Incorporating active learning in your classroom is simple. Start with one component of your class session and make it more interactive using any number of active learning strategies. Many websites offer simple activities that anyone can incorporate. Here are some examples:
- University of Southern Florida, Kevin Yee, 280 Strategies!
- University of Minnesota Active Learning Guide
Sample Classroom Teaching Activities
A simple web search within your discipline will likely lead you to many active learning activities or assignments you can adapt and use. If you need help locating resources and ideas, please contact the Center for Professional Enrichment for assistance. In conjunction with Program Chairs at TCC, we have developed at least five (5) sample activities that can be used in some of our high-enrollment courses. We challenge you to try out any one of the ideas provided to increase student engagement in your classroom. If your subject is not listed, we urge you to review all of the sample ideas as some can be adapted to any subject with a little creativity.
- AMH 2020 - History of the United States II
- ENC 1101 - College Composition
- ENC 1102 - Argument & Persuasion
- HUM 2020 - Introduction to Humanities
- MAC 1105 - College Algebra
- MAT 1033 - Intermediate Algebra
- MGF 1106 - Mathematics I for Liberal Arts
- PSY 2012 - General Psychology
- SLS 1510 - College Success
Do you see an activity you would like to try, but aren't sure how to implement it?
Do you have an active learning activity or assignment that you would like to share?
If so, contact us at CPE and we can assist or add your ideas to the list for sharing.

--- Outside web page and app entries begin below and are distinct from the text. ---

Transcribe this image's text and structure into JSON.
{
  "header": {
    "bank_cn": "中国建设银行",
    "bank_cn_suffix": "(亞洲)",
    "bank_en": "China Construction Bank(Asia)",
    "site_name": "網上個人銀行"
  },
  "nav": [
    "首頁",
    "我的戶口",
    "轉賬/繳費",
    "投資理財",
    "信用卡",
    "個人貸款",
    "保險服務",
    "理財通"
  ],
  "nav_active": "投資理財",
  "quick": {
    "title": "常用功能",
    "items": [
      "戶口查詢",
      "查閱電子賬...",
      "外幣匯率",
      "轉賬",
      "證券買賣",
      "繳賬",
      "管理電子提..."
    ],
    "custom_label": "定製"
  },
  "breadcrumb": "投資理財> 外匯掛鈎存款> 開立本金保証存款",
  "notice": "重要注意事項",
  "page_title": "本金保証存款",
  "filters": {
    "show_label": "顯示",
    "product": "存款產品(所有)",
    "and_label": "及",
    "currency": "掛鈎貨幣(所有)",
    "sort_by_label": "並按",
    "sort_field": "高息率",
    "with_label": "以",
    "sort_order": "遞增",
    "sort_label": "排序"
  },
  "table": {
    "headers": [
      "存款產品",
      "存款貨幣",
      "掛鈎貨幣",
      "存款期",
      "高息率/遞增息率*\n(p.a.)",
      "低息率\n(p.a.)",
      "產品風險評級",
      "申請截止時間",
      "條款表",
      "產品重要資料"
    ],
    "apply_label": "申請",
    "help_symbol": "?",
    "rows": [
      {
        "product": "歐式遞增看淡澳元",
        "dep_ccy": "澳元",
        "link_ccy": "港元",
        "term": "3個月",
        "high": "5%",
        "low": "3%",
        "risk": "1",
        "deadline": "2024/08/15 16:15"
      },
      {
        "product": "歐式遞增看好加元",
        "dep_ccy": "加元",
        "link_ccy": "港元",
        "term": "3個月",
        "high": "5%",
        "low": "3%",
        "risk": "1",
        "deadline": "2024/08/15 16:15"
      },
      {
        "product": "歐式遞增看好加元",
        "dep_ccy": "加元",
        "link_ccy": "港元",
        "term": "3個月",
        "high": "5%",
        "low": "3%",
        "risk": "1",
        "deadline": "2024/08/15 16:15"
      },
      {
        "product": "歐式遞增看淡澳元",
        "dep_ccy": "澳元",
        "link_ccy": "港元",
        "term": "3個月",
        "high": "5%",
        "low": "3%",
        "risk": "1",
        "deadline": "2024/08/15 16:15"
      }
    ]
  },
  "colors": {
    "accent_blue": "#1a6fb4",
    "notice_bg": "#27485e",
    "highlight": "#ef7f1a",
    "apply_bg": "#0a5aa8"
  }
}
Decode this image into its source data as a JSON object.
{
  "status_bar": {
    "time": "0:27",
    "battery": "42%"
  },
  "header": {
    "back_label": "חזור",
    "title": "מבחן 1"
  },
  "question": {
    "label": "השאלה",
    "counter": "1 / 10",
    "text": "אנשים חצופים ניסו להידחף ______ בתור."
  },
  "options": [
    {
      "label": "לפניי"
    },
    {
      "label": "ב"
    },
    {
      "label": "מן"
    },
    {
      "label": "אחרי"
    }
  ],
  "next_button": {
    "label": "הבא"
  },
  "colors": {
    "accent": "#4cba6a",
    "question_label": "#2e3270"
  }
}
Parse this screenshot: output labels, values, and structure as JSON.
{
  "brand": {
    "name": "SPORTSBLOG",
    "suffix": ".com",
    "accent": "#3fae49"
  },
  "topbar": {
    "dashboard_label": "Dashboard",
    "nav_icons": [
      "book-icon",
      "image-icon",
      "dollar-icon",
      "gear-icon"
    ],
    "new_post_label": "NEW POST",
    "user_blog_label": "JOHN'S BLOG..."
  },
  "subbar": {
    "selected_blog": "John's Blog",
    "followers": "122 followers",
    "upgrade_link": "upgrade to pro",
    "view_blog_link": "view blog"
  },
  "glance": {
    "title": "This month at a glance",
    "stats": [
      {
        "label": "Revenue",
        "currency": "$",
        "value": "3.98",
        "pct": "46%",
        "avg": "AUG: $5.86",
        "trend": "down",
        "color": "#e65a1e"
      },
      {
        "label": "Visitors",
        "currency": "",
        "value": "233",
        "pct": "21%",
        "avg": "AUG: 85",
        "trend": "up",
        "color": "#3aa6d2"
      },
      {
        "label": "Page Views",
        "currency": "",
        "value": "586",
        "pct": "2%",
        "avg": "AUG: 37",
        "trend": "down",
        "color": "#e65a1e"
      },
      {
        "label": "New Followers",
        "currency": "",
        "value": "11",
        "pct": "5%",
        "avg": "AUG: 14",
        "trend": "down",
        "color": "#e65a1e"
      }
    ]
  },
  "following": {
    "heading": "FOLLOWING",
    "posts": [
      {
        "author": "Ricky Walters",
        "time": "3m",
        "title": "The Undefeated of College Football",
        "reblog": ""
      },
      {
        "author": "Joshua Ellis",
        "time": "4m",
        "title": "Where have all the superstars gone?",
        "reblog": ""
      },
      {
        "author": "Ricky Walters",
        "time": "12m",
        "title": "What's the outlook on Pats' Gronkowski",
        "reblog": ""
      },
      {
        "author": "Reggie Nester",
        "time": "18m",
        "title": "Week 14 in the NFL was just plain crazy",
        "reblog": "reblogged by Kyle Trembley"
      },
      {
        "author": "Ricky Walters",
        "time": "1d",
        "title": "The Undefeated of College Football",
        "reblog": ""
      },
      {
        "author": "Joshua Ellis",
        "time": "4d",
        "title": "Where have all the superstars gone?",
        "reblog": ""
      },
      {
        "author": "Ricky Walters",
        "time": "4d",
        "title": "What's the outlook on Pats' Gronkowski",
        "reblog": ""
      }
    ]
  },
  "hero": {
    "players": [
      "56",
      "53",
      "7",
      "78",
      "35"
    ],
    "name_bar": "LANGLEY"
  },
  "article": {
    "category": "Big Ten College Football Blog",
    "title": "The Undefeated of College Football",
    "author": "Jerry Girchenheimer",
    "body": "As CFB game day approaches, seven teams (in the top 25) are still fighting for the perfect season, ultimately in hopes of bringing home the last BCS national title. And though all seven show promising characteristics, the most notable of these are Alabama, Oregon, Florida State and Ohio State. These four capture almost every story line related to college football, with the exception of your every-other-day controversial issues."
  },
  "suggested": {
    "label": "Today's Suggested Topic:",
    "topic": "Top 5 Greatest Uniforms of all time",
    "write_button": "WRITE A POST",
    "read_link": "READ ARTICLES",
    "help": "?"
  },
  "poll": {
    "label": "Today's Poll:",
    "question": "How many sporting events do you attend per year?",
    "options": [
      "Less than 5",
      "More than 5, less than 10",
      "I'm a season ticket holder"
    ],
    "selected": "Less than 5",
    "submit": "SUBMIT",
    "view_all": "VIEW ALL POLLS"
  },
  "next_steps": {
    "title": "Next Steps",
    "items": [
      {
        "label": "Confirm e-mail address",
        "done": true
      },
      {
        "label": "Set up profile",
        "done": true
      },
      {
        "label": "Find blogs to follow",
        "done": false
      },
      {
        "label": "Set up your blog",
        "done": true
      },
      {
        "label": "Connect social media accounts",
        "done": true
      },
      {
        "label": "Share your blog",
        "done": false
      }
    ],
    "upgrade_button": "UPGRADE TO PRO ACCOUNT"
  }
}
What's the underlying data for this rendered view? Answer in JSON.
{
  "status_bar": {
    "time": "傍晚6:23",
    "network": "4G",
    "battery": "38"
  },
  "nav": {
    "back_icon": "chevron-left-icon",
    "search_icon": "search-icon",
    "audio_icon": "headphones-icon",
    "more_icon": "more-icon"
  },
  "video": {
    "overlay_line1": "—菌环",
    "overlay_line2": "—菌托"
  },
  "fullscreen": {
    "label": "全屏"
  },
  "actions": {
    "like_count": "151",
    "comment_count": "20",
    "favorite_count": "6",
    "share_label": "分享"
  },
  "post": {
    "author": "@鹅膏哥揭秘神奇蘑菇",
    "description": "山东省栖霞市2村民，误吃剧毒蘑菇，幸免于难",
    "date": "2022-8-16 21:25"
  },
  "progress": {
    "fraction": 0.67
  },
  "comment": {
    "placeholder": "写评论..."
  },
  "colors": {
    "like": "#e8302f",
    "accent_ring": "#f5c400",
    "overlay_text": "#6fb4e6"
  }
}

Thank you to all of those who contributed to these documents and strive to engage students daily!
Phone: (850) 201-6208 | Fax: (850) 201-6210 | Email: firstname.lastname@example.org